06/29/2021 | News release | Distributed by Public on 06/29/2021 09:17
Air passengers' rights have not been safeguarded in the EU during the COVID-19 pandemic, according to a report published by the European Court of Auditors (ECA). Airlines are legally required to give passengers their money back if they cancel flights. But many airlines forced their customers to accept vouchers, instead, a practice which is unlawful. The EU auditors also point out that airlines and package-tour operators received billions of euros of state aid, aid which was provided without being conditional on passengers being reimbursed.

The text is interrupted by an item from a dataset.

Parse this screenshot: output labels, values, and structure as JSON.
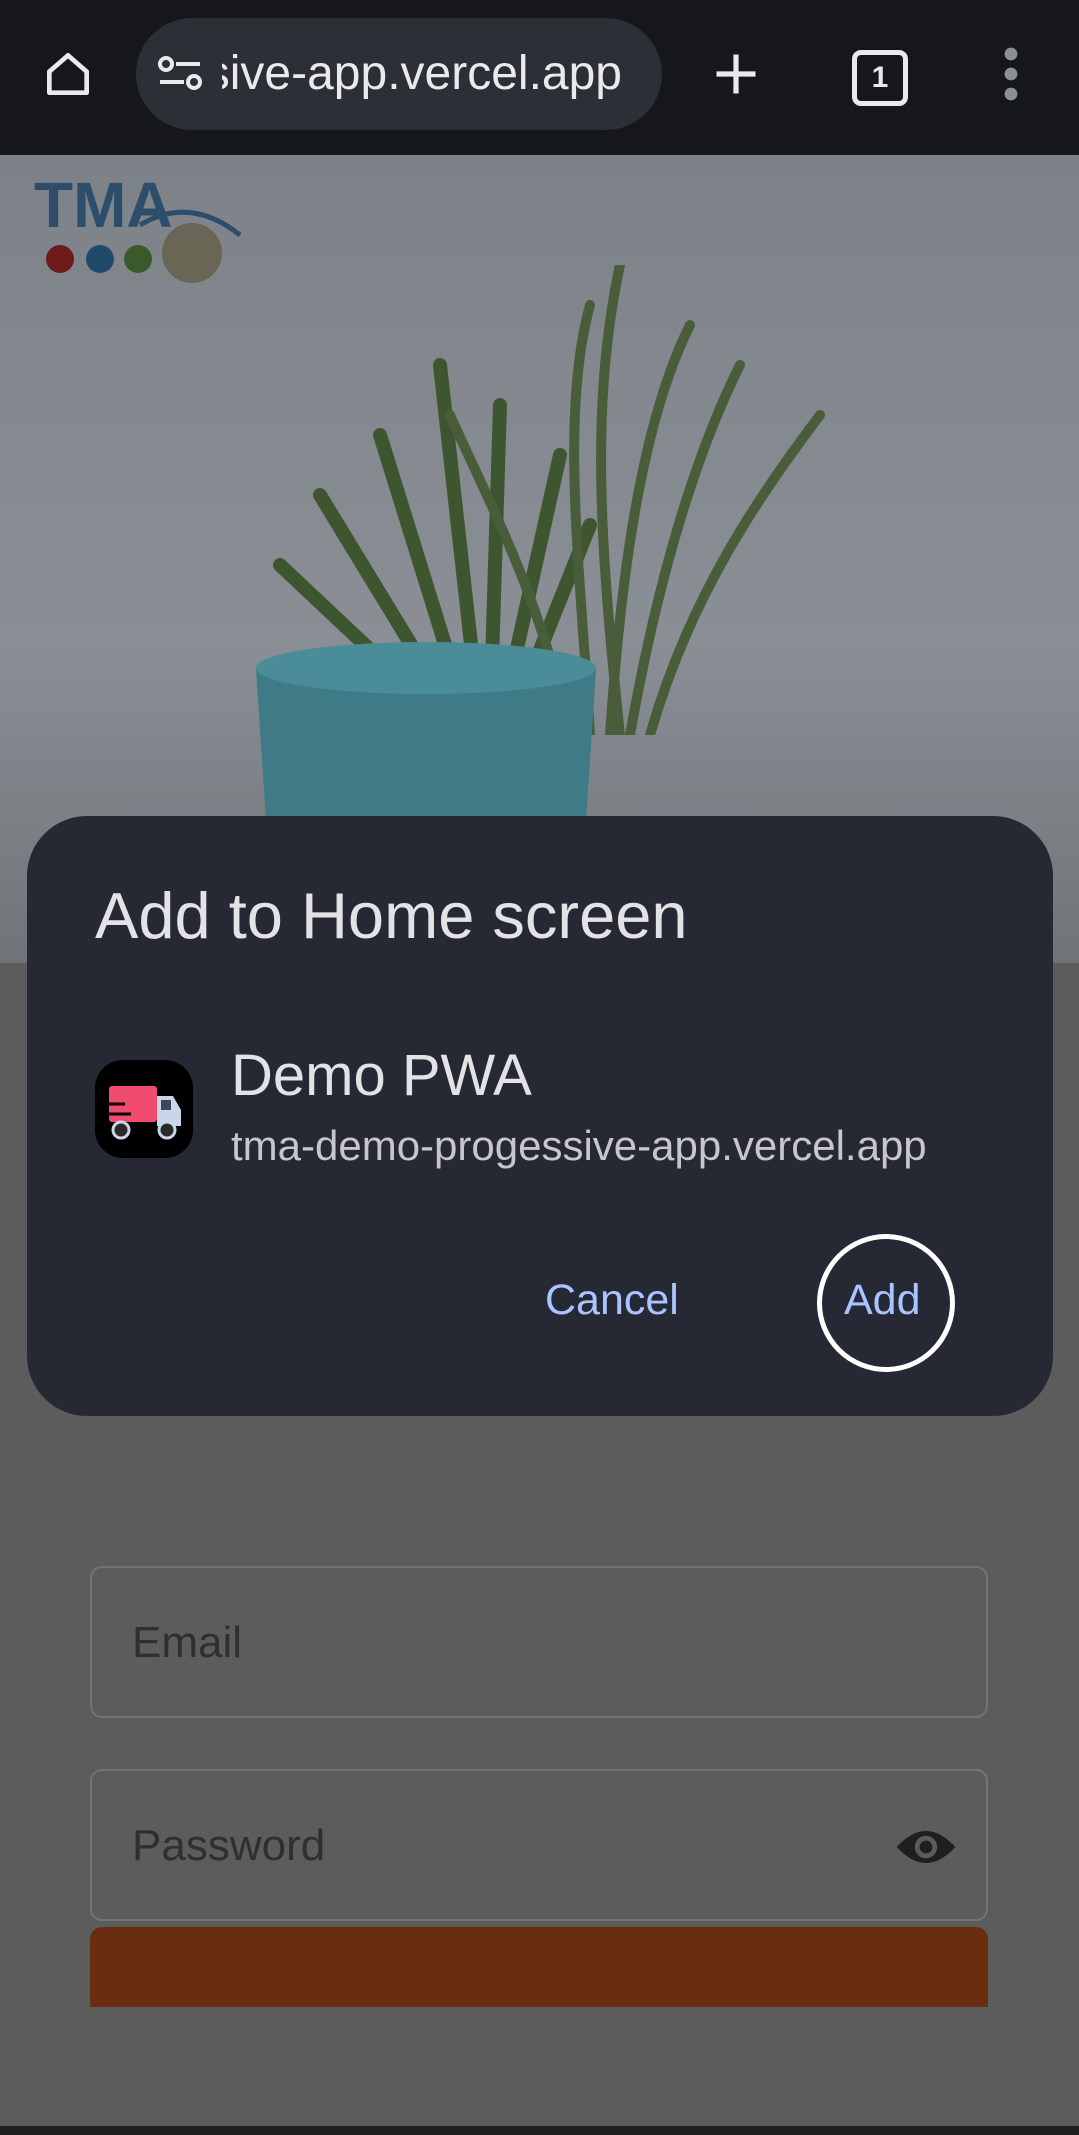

EU air transport has been severely hit by the COVID-19 pandemic. Travel restrictions - often imposed in an uncoordinated manner by Member States - led to 7 000 air routes being closed in the European airport network; flight cancellations affected tens of millions of passengers in the EU between March 2020 and March 2021. In cases like this, EU law gives air passengers the right to have their cancelled flight tickets reimbursed or their cancelled trips rerouted. At the same time, the unexpected discontinuation of flights caused sudden and serious liquidity problems for airlines and package-tour operators. Many Member States quickly stepped in, granting unprecedented levels of state aid to allow them to continue operating, and to rescue them from potential bankruptcy.

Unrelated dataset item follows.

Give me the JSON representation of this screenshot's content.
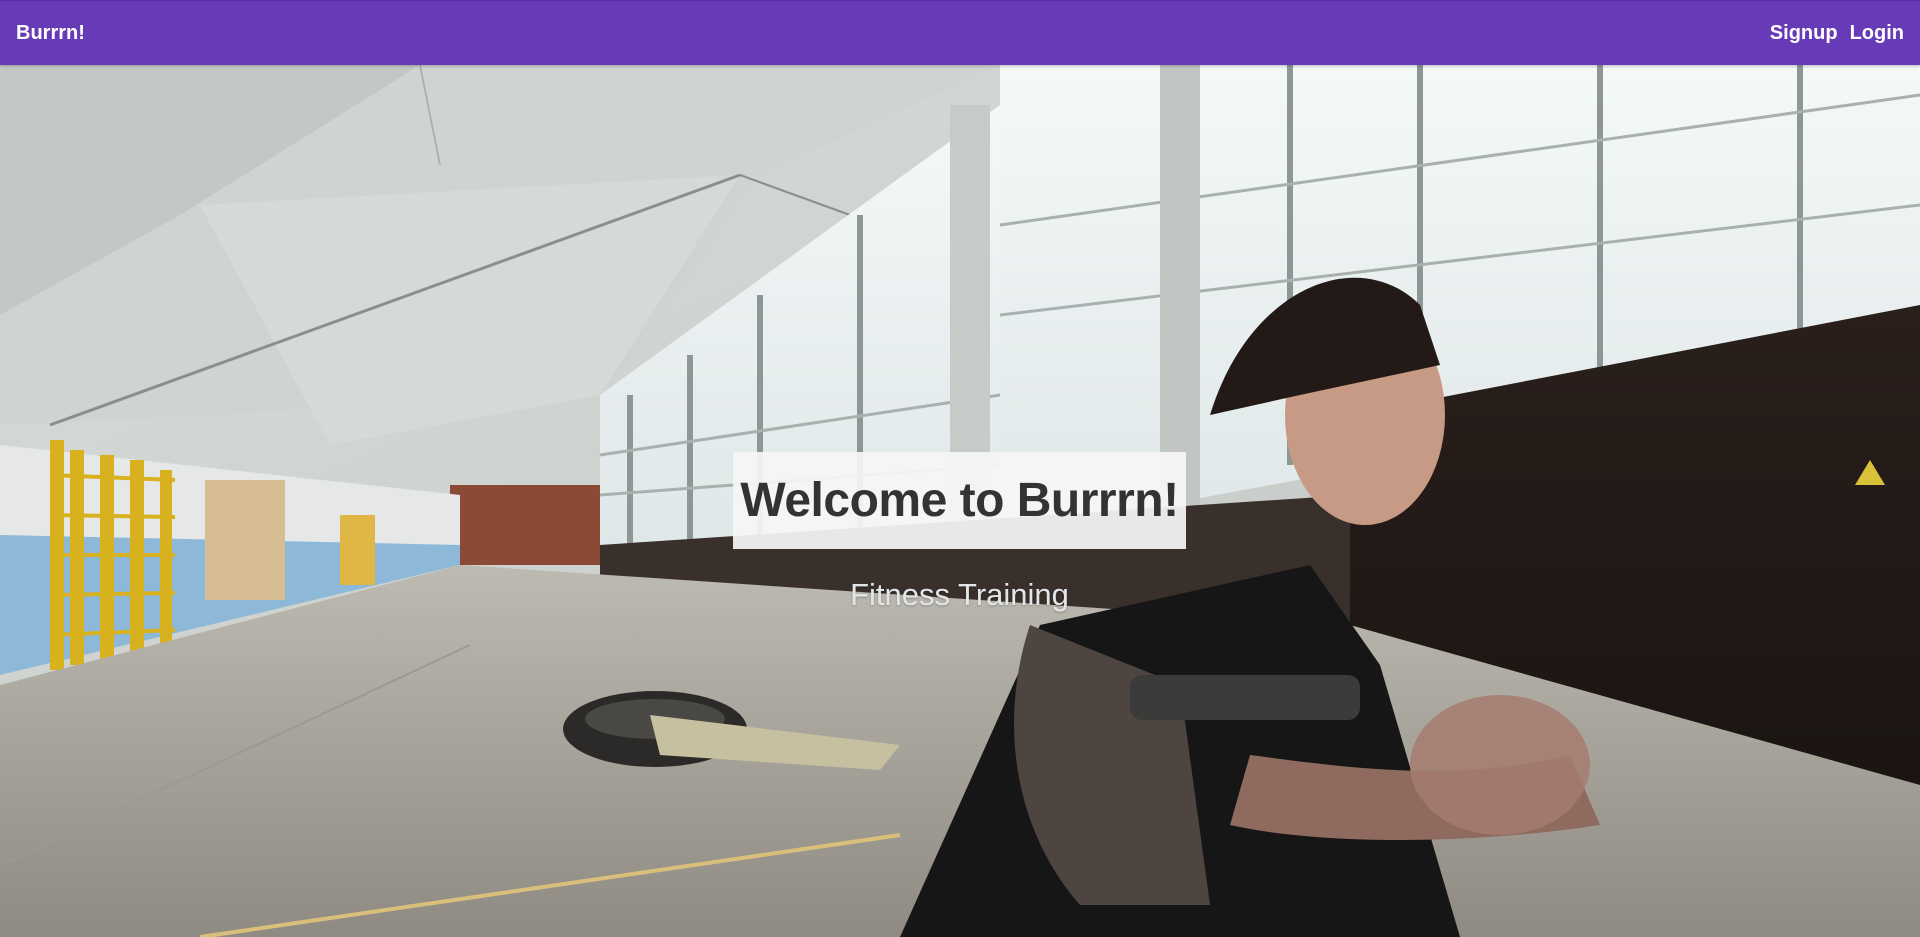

'Among its many consequences, the pandemic has had a harmful effect on EU air passenger rights', said Annemie Turtelboom, the member of the European Court of Auditors responsible for the report. 'While every effort has been made to support airlines and package-tour operators, far too little has been done to secure the rights of millions of people in the EU.'